One of the many things that is really great about web technology is that it is constantly changing and moving forward. As web technology improves, the possibilities for better visual design, user interaction, and user experience often greatly improves too. The changes in technology also can change how we use and interact with websites and therefore user preferences often change as technology does.
To web designers and web owners & managers, that means constantly adapting your website to ensure that it is not only up to date with technology and security trends, but also operating on the most efficient, effective, and most user friendly manner as possible. It also means keeping up with how technology is changing user preferences.
One of today’s web trends that appears to be based on changes in technology as well as user preference is the creation of longer, vertically scrolling web pages that contain more information rather than shorter pages with many links to additional content.
What Happened to ‘Above the Fold’ Content?
Web designers used to avoid scrolling at all costs and used to do whatever possible to keep web content ‘above the fold.’ The term ‘above the fold’ originated with newspapers and refers to the content that appears on the top half of the paper … the content that literally appears above where the newspaper is folded. In web design, content that is said to be ‘above the fold’ refers to the portion of the webpage that is visible without scrolling.
In the past, studies by Jakob Neilsen found that the majority of web users didn’t take the time to scroll web pages and therefore web designers and content developers have always worked hard to make sure that the most important content on a page appeared ‘above the fold’.
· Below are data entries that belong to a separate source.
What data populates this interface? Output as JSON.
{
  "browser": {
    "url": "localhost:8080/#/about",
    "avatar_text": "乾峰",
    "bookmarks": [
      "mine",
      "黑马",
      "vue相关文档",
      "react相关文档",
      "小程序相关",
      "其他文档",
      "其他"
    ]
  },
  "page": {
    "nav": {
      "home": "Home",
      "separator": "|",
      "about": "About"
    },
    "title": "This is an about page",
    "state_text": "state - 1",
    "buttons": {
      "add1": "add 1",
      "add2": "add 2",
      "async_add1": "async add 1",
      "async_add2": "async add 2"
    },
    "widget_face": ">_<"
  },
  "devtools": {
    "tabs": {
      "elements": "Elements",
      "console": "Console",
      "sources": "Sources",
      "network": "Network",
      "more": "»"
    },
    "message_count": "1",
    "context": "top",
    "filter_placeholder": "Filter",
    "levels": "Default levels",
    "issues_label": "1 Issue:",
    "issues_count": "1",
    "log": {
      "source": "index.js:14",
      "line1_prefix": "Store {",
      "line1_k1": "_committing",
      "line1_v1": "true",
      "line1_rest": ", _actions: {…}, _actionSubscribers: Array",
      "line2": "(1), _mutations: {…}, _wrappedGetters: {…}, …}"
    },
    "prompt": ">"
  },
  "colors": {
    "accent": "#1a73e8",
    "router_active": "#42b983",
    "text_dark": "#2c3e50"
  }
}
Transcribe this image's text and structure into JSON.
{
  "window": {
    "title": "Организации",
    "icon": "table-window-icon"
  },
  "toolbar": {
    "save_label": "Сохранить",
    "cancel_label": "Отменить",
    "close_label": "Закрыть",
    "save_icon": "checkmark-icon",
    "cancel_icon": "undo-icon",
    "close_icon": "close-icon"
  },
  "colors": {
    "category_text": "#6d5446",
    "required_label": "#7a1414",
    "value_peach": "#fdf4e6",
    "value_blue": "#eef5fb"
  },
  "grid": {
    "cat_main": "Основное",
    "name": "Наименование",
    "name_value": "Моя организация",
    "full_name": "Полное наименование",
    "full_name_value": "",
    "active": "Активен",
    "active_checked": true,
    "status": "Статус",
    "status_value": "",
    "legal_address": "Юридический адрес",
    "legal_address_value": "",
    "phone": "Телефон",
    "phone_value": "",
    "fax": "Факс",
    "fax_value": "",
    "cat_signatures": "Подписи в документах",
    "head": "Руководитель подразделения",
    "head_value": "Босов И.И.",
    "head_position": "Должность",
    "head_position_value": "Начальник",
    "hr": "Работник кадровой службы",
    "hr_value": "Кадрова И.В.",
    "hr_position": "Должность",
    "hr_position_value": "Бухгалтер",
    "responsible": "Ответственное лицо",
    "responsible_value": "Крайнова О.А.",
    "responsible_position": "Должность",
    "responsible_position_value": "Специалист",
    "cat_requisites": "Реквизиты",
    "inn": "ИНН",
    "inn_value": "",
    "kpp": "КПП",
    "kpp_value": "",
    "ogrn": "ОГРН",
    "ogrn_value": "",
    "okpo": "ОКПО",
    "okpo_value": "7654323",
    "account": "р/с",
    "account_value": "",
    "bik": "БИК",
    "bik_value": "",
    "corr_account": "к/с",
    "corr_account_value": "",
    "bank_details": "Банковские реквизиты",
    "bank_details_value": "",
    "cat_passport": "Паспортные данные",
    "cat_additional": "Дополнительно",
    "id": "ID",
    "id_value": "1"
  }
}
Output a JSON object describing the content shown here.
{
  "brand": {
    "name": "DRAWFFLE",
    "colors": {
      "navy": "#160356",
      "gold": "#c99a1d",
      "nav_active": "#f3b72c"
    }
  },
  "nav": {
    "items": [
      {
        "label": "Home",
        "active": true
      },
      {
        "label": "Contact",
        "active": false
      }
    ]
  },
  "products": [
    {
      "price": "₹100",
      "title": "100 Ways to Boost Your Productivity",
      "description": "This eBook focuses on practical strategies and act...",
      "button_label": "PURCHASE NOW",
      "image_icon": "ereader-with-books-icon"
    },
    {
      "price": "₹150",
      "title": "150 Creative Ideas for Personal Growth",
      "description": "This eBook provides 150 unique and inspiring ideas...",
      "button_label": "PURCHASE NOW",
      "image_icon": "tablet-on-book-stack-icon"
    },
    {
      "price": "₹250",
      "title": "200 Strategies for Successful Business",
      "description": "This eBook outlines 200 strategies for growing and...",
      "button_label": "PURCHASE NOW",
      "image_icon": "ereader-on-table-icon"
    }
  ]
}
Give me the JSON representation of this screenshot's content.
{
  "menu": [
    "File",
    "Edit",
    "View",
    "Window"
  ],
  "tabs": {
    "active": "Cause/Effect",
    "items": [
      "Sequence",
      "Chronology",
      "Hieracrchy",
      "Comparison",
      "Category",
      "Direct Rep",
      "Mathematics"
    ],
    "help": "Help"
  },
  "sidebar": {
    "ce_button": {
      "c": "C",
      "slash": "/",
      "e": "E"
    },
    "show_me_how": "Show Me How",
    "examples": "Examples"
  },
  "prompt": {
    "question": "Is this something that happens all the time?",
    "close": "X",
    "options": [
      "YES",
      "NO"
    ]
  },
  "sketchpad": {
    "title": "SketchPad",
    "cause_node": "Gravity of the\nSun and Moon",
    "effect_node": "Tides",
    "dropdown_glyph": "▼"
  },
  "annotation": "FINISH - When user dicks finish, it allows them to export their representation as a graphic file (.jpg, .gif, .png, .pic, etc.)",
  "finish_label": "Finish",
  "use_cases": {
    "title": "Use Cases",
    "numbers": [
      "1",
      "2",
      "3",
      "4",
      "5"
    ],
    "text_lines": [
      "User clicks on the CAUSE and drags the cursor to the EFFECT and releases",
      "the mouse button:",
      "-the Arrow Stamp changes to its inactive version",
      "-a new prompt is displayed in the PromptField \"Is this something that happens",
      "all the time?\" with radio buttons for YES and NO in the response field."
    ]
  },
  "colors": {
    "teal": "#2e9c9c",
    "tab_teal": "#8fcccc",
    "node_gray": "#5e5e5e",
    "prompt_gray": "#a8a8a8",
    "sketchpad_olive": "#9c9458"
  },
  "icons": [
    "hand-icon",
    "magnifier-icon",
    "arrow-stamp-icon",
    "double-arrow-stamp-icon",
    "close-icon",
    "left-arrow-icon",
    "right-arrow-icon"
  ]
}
That, however, appears to be changing…
With today’s changes in technology and in user screen sizes, ‘above the fold’ web content in the traditional sense doesn’t really exist anymore. As users more and more often are viewing web content on mobile devices of all sizes and shapes where vertical scrolling is innate, web users are becoming more accustomed to simpler page layouts with less links and more scrolling. As such, many users seem to now prefer to scroll rather than to click links to view more content.
Enter longer, vertically scrolling web pages! One the big trends in web design today is that of longer, vertically scrolling web pages that display more information on a single page rather than to force users to click links to obtain additional information. And, this is most likely a trend that will continue as more and more users view more and more web content on smaller, mobile devices!